Supplied records:
▶

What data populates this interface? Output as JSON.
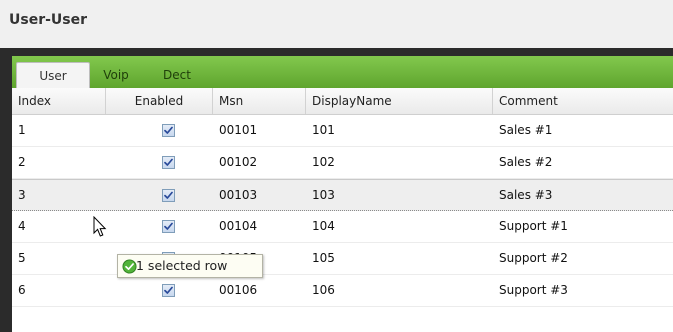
{
  "window": {
    "title": "User-User"
  },
  "tabs": [
    {
      "label": "User",
      "active": true
    },
    {
      "label": "Voip",
      "active": false
    },
    {
      "label": "Dect",
      "active": false
    }
  ],
  "grid": {
    "columns": [
      "Index",
      "Enabled",
      "Msn",
      "DisplayName",
      "Comment"
    ],
    "rows": [
      {
        "index": "1",
        "enabled": true,
        "msn": "00101",
        "display_name": "101",
        "comment": "Sales #1"
      },
      {
        "index": "2",
        "enabled": true,
        "msn": "00102",
        "display_name": "102",
        "comment": "Sales #2"
      },
      {
        "index": "3",
        "enabled": true,
        "msn": "00103",
        "display_name": "103",
        "comment": "Sales #3",
        "selected": true
      },
      {
        "index": "4",
        "enabled": true,
        "msn": "00104",
        "display_name": "104",
        "comment": "Support #1"
      },
      {
        "index": "5",
        "enabled": true,
        "msn": "00105",
        "display_name": "105",
        "comment": "Support #2"
      },
      {
        "index": "6",
        "enabled": true,
        "msn": "00106",
        "display_name": "106",
        "comment": "Support #3"
      }
    ]
  },
  "tooltip": {
    "text": "1 selected row"
  },
  "colors": {
    "accent": "#6cb33f",
    "panel": "#2b2b2b"
  },
  "icons": {
    "tooltip": "check-circle-icon",
    "cursor": "mouse-pointer-icon",
    "checkbox": "checkbox-checked-icon"
  }
}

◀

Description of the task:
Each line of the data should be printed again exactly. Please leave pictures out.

Output of the task:
What data populates this interface? Output as JSON.
{
  "window": {
    "title": "User-User"
  },
  "tabs": [
    {
      "label": "User",
      "active": true
    },
    {
      "label": "Voip",
      "active": false
    },
    {
      "label": "Dect",
      "active": false
    }
  ],
  "grid": {
    "columns": [
      "Index",
      "Enabled",
      "Msn",
      "DisplayName",
      "Comment"
    ],
    "rows": [
      {
        "index": "1",
        "enabled": true,
        "msn": "00101",
        "display_name": "101",
        "comment": "Sales #1"
      },
      {
        "index": "2",
        "enabled": true,
        "msn": "00102",
        "display_name": "102",
        "comment": "Sales #2"
      },
      {
        "index": "3",
        "enabled": true,
        "msn": "00103",
        "display_name": "103",
        "comment": "Sales #3",
        "selected": true
      },
      {
        "index": "4",
        "enabled": true,
        "msn": "00104",
        "display_name": "104",
        "comment": "Support #1"
      },
      {
        "index": "5",
        "enabled": true,
        "msn": "00105",
        "display_name": "105",
        "comment": "Support #2"
      },
      {
        "index": "6",
        "enabled": true,
        "msn": "00106",
        "display_name": "106",
        "comment": "Support #3"
      }
    ]
  },
  "tooltip": {
    "text": "1 selected row"
  },
  "colors": {
    "accent": "#6cb33f",
    "panel": "#2b2b2b"
  },
  "icons": {
    "tooltip": "check-circle-icon",
    "cursor": "mouse-pointer-icon",
    "checkbox": "checkbox-checked-icon"
  }
}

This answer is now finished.